Scorpions, bees, and snakes are all known for their painful stings and, in some cases life-threatening venom, but venom’s unique properties could be used for targeting cancer cells. The power of venom has opened up new doors for cancer treatment approaches and the findings will be reported in a video at the 248th National Meeting of the American Chemical Society, the world’s largest scientific society in San Francisco, Calif., on Monday to thousands of world leaders in scientific research.

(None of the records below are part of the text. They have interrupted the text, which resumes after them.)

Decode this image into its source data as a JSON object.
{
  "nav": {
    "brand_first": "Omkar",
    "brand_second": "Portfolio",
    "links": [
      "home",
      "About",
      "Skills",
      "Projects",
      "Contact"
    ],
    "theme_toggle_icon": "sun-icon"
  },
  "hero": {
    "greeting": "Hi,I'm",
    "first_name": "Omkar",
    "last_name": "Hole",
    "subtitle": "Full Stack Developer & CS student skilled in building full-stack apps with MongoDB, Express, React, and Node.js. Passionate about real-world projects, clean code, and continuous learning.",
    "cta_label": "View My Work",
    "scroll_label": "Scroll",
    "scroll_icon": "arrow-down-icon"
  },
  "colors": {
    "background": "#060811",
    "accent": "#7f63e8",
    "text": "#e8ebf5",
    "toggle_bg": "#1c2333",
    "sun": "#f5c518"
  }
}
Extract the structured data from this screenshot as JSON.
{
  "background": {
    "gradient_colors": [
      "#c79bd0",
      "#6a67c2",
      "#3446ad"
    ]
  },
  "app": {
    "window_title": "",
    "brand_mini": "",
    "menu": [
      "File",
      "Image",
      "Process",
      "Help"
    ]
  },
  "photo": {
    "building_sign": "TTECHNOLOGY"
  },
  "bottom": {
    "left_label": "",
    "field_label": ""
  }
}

Researchers found the proteins and peptides inside venom can attach to cancer cells that promote tumor growth while not harming the surrounding healthy cells. The side effects of the toxins eliminate or reduce unwanted reactions, such as damages to the heart muscles, nerve cells, clotting, or even bleeding under the skin. The venom has the ability to block the growth and spread of the disease.
“We have safely used venom toxins in tiny nanometer-sized particles to treat breast cancer and melanoma cells in the laboratory,” the study’s lead author Dr. Dipanjan Pan said in a press release. “These particles, which are camouflaged from the immune system, take the toxin directly to the cancer cells, sparing normal tissue.” Pan said his team figured out a way to stop the spread of cancer by injecting patients with a substance in the venom called melittin, which makes the cancer cells stop multiplying.
Read More: Here